• _Your instructions_
Take from the material every line that contains the word "label".
============================================================
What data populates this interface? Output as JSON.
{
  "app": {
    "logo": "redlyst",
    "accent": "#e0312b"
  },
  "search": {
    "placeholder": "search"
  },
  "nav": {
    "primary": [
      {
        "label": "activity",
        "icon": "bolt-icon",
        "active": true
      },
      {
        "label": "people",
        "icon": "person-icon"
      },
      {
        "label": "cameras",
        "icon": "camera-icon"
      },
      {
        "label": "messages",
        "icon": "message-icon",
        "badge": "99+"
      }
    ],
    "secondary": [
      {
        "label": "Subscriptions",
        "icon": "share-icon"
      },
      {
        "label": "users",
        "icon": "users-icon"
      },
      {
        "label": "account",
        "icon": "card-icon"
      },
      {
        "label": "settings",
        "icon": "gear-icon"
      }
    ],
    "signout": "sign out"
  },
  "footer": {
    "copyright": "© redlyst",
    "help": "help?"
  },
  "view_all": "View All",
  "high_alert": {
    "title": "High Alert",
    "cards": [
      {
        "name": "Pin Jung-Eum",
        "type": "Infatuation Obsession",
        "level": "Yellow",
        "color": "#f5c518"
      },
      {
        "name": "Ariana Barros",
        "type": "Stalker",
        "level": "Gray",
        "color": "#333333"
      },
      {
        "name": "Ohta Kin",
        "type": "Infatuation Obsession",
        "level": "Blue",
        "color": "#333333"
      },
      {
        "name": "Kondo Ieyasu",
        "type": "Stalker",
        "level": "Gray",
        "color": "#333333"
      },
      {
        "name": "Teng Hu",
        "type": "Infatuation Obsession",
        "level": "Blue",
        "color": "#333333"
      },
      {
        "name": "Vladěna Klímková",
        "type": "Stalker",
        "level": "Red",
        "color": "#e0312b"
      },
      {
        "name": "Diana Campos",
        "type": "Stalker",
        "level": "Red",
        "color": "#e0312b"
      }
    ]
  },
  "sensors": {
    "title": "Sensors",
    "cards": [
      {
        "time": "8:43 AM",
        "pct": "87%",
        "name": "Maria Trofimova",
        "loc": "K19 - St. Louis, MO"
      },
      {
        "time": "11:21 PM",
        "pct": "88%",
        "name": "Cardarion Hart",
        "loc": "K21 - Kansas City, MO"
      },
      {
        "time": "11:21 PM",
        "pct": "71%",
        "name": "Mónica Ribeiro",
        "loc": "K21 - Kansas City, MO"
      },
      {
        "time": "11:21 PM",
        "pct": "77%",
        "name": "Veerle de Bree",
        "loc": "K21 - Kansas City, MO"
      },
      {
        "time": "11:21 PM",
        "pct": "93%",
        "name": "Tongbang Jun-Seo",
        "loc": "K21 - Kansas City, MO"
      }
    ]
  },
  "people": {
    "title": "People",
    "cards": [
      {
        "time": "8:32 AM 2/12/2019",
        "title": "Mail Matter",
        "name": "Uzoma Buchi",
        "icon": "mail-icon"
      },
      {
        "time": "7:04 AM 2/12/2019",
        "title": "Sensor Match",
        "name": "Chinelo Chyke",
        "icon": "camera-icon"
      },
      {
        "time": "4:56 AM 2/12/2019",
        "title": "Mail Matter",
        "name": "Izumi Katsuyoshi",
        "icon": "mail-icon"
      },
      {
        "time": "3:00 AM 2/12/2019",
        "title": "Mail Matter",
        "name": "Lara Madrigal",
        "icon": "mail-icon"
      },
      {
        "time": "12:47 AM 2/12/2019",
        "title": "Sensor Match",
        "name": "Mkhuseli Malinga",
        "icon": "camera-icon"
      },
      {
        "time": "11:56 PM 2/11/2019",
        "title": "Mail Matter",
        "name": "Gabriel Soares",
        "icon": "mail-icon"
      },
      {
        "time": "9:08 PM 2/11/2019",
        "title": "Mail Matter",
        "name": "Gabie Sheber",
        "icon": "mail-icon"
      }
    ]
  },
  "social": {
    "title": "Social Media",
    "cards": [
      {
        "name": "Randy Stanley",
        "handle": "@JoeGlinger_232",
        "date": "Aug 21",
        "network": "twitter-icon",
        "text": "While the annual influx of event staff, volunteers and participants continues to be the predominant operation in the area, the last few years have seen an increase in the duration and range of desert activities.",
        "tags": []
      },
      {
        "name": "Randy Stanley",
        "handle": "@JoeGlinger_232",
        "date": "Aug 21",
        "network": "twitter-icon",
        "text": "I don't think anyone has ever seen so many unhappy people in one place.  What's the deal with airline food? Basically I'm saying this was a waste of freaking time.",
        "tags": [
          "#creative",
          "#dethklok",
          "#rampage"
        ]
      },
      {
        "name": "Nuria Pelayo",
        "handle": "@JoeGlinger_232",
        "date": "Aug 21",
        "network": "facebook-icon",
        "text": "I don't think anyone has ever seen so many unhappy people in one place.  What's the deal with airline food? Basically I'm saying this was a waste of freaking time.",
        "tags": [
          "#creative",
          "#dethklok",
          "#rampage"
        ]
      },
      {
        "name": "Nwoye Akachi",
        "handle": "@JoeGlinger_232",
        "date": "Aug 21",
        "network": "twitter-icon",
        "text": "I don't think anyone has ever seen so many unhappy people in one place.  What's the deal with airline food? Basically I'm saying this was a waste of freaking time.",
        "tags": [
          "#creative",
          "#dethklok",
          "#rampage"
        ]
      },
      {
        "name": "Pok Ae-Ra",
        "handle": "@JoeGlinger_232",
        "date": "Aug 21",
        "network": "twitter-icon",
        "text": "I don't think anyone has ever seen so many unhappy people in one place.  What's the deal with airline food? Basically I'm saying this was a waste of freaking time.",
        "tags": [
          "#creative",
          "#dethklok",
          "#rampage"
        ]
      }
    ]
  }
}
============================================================
• _Problem solution_
        "label": "activity",
        "label": "people",
        "label": "cameras",
        "label": "messages",
        "label": "Subscriptions",
        "label": "users",
        "label": "account",
        "label": "settings",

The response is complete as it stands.